From the entries below, copy every line that holds the word "bereinigen".

Element data from apps and pages:
--*--

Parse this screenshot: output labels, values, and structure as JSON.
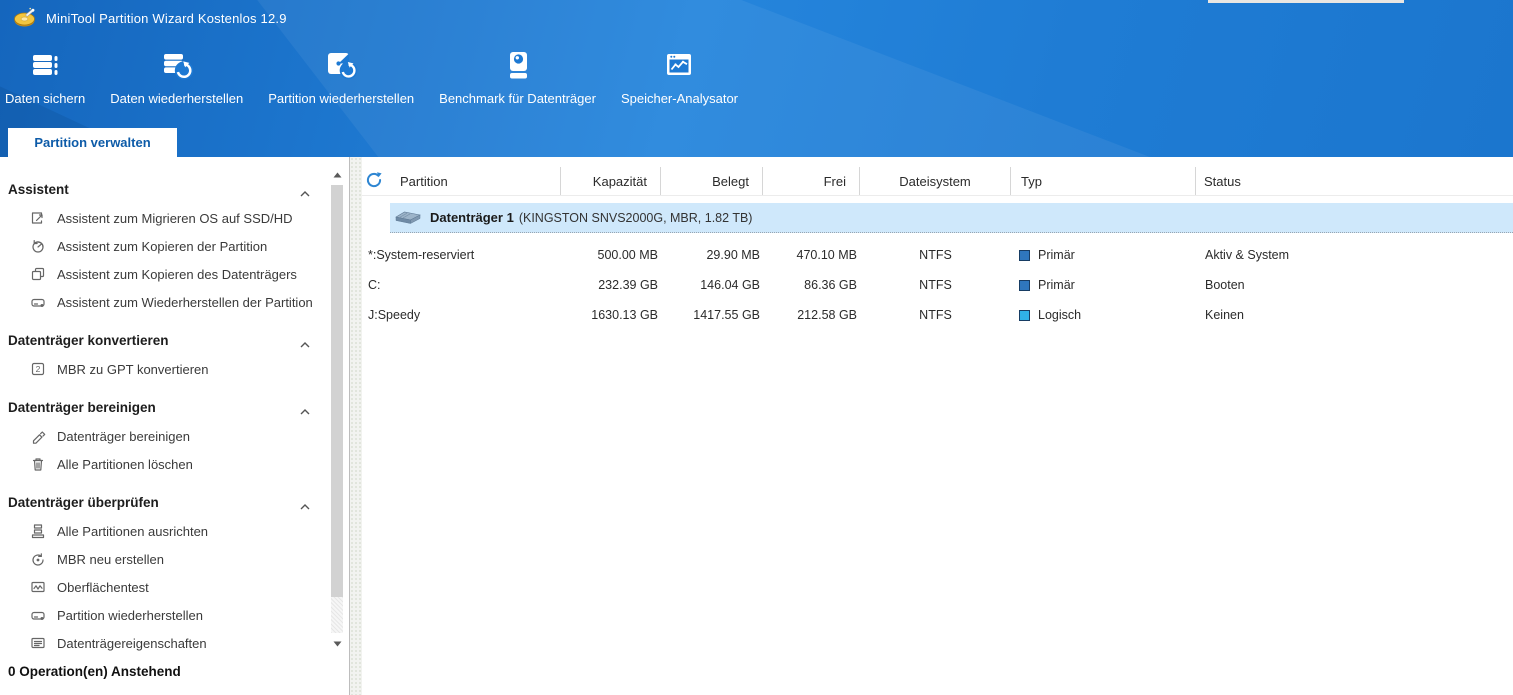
{
  "titlebar": {
    "title": "MiniTool Partition Wizard Kostenlos 12.9",
    "app_icon": "minitool-logo-icon"
  },
  "toolbar": {
    "items": [
      {
        "label": "Daten sichern",
        "icon": "backup-data-icon"
      },
      {
        "label": "Daten wiederherstellen",
        "icon": "restore-data-icon"
      },
      {
        "label": "Partition wiederherstellen",
        "icon": "restore-partition-icon"
      },
      {
        "label": "Benchmark für Datenträger",
        "icon": "disk-benchmark-icon"
      },
      {
        "label": "Speicher-Analysator",
        "icon": "space-analyzer-icon"
      }
    ]
  },
  "tab": {
    "label": "Partition verwalten"
  },
  "sidebar": {
    "sections": [
      {
        "title": "Assistent",
        "items": [
          {
            "icon": "migrate-os-wizard-icon",
            "label": "Assistent zum Migrieren OS auf SSD/HD"
          },
          {
            "icon": "copy-partition-wizard-icon",
            "label": "Assistent zum Kopieren der Partition"
          },
          {
            "icon": "copy-disk-wizard-icon",
            "label": "Assistent zum Kopieren des Datenträgers"
          },
          {
            "icon": "partition-recovery-wizard-icon",
            "label": "Assistent zum Wiederherstellen der Partition"
          }
        ]
      },
      {
        "title": "Datenträger konvertieren",
        "items": [
          {
            "icon": "mbr-to-gpt-icon",
            "label": "MBR zu GPT konvertieren"
          }
        ]
      },
      {
        "title": "Datenträger bereinigen",
        "items": [
          {
            "icon": "wipe-disk-icon",
            "label": "Datenträger bereinigen"
          },
          {
            "icon": "delete-all-partitions-icon",
            "label": "Alle Partitionen löschen"
          }
        ]
      },
      {
        "title": "Datenträger überprüfen",
        "items": [
          {
            "icon": "align-partitions-icon",
            "label": "Alle Partitionen ausrichten"
          },
          {
            "icon": "rebuild-mbr-icon",
            "label": "MBR neu erstellen"
          },
          {
            "icon": "surface-test-icon",
            "label": "Oberflächentest"
          },
          {
            "icon": "partition-recovery-icon",
            "label": "Partition wiederherstellen"
          },
          {
            "icon": "disk-properties-icon",
            "label": "Datenträgereigenschaften"
          }
        ]
      }
    ],
    "status": "0 Operation(en) Anstehend"
  },
  "table": {
    "columns": [
      "Partition",
      "Kapazität",
      "Belegt",
      "Frei",
      "Dateisystem",
      "Typ",
      "Status"
    ],
    "disk": {
      "name": "Datenträger 1",
      "details": "(KINGSTON SNVS2000G, MBR, 1.82 TB)"
    },
    "rows": [
      {
        "partition": "*:System-reserviert",
        "capacity": "500.00 MB",
        "used": "29.90 MB",
        "free": "470.10 MB",
        "filesystem": "NTFS",
        "type": "Primär",
        "type_style": "background:#2f77bd",
        "status": "Aktiv & System"
      },
      {
        "partition": "C:",
        "capacity": "232.39 GB",
        "used": "146.04 GB",
        "free": "86.36 GB",
        "filesystem": "NTFS",
        "type": "Primär",
        "type_style": "background:#2f77bd",
        "status": "Booten"
      },
      {
        "partition": "J:Speedy",
        "capacity": "1630.13 GB",
        "used": "1417.55 GB",
        "free": "212.58 GB",
        "filesystem": "NTFS",
        "type": "Logisch",
        "type_style": "background:#30b1e8",
        "status": "Keinen"
      }
    ]
  },
  "colors": {
    "header_blue": "#1e7ad2",
    "brand_text_blue": "#0d5ba8",
    "selected_row_blue": "#cfe8fb",
    "type_primary": "#2f77bd",
    "type_logical": "#30b1e8",
    "refresh_blue": "#2e86d2"
  }
}
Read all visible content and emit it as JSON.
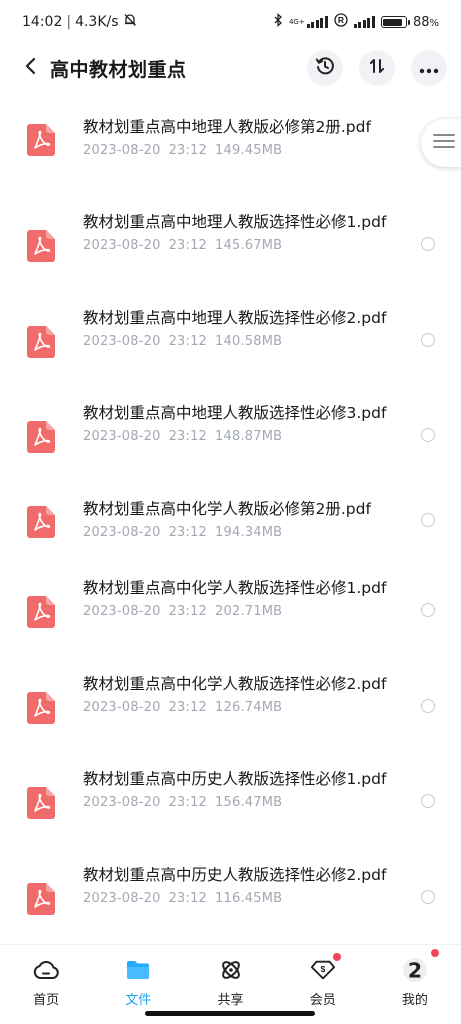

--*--

REPLY:
        "title": "Datenträger bereinigen",
            "label": "Datenträger bereinigen"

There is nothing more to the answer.